Recorded information START
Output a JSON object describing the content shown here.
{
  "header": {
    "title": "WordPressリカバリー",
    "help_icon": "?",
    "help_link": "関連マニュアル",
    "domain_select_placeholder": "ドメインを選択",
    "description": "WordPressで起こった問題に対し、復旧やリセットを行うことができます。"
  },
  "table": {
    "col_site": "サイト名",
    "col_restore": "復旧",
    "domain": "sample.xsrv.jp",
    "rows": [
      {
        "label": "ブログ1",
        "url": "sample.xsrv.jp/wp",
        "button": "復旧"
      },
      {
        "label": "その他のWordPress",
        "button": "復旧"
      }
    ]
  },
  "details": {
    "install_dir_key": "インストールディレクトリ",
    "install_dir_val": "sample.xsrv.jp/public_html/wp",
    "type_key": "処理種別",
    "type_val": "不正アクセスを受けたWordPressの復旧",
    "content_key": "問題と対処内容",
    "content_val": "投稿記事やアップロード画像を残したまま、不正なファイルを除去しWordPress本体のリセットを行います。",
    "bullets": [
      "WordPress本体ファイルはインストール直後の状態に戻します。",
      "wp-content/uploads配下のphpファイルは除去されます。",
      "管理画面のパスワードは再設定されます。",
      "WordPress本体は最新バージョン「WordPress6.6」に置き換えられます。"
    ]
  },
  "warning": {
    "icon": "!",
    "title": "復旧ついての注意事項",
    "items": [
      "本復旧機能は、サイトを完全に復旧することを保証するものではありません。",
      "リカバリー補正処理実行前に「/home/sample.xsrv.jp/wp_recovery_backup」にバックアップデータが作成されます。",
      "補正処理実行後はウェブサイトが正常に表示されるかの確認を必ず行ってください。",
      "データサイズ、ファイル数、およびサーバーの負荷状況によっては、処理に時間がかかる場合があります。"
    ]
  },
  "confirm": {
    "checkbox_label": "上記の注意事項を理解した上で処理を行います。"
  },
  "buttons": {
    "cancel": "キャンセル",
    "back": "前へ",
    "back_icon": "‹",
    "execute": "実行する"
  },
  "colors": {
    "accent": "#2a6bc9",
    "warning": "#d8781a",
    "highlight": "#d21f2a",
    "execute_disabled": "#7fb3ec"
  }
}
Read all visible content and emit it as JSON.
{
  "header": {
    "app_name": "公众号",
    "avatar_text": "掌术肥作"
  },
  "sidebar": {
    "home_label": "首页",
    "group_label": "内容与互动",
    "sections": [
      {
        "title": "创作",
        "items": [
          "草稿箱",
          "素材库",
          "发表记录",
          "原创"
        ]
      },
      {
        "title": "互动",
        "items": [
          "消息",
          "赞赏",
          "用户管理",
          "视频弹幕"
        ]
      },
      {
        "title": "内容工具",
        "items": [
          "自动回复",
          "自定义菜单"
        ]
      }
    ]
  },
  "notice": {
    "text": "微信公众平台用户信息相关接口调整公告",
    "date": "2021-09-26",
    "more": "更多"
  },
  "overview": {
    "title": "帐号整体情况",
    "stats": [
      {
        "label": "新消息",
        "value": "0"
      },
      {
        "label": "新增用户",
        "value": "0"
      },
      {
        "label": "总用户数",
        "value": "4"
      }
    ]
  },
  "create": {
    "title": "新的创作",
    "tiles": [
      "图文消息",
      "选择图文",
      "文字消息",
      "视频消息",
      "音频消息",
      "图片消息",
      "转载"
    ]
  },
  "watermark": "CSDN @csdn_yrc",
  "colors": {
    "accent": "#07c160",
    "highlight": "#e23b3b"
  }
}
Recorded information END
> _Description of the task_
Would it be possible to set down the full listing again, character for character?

> _Reply to the task_
Output a JSON object describing the content shown here.
{
  "header": {
    "title": "WordPressリカバリー",
    "help_icon": "?",
    "help_link": "関連マニュアル",
    "domain_select_placeholder": "ドメインを選択",
    "description": "WordPressで起こった問題に対し、復旧やリセットを行うことができます。"
  },
  "table": {
    "col_site": "サイト名",
    "col_restore": "復旧",
    "domain": "sample.xsrv.jp",
    "rows": [
      {
        "label": "ブログ1",
        "url": "sample.xsrv.jp/wp",
        "button": "復旧"
      },
      {
        "label": "その他のWordPress",
        "button": "復旧"
      }
    ]
  },
  "details": {
    "install_dir_key": "インストールディレクトリ",
    "install_dir_val": "sample.xsrv.jp/public_html/wp",
    "type_key": "処理種別",
    "type_val": "不正アクセスを受けたWordPressの復旧",
    "content_key": "問題と対処内容",
    "content_val": "投稿記事やアップロード画像を残したまま、不正なファイルを除去しWordPress本体のリセットを行います。",
    "bullets": [
      "WordPress本体ファイルはインストール直後の状態に戻します。",
      "wp-content/uploads配下のphpファイルは除去されます。",
      "管理画面のパスワードは再設定されます。",
      "WordPress本体は最新バージョン「WordPress6.6」に置き換えられます。"
    ]
  },
  "warning": {
    "icon": "!",
    "title": "復旧ついての注意事項",
    "items": [
      "本復旧機能は、サイトを完全に復旧することを保証するものではありません。",
      "リカバリー補正処理実行前に「/home/sample.xsrv.jp/wp_recovery_backup」にバックアップデータが作成されます。",
      "補正処理実行後はウェブサイトが正常に表示されるかの確認を必ず行ってください。",
      "データサイズ、ファイル数、およびサーバーの負荷状況によっては、処理に時間がかかる場合があります。"
    ]
  },
  "confirm": {
    "checkbox_label": "上記の注意事項を理解した上で処理を行います。"
  },
  "buttons": {
    "cancel": "キャンセル",
    "back": "前へ",
    "back_icon": "‹",
    "execute": "実行する"
  },
  "colors": {
    "accent": "#2a6bc9",
    "warning": "#d8781a",
    "highlight": "#d21f2a",
    "execute_disabled": "#7fb3ec"
  }
}
Read all visible content and emit it as JSON.
{
  "header": {
    "app_name": "公众号",
    "avatar_text": "掌术肥作"
  },
  "sidebar": {
    "home_label": "首页",
    "group_label": "内容与互动",
    "sections": [
      {
        "title": "创作",
        "items": [
          "草稿箱",
          "素材库",
          "发表记录",
          "原创"
        ]
      },
      {
        "title": "互动",
        "items": [
          "消息",
          "赞赏",
          "用户管理",
          "视频弹幕"
        ]
      },
      {
        "title": "内容工具",
        "items": [
          "自动回复",
          "自定义菜单"
        ]
      }
    ]
  },
  "notice": {
    "text": "微信公众平台用户信息相关接口调整公告",
    "date": "2021-09-26",
    "more": "更多"
  },
  "overview": {
    "title": "帐号整体情况",
    "stats": [
      {
        "label": "新消息",
        "value": "0"
      },
      {
        "label": "新增用户",
        "value": "0"
      },
      {
        "label": "总用户数",
        "value": "4"
      }
    ]
  },
  "create": {
    "title": "新的创作",
    "tiles": [
      "图文消息",
      "选择图文",
      "文字消息",
      "视频消息",
      "音频消息",
      "图片消息",
      "转载"
    ]
  },
  "watermark": "CSDN @csdn_yrc",
  "colors": {
    "accent": "#07c160",
    "highlight": "#e23b3b"
  }
}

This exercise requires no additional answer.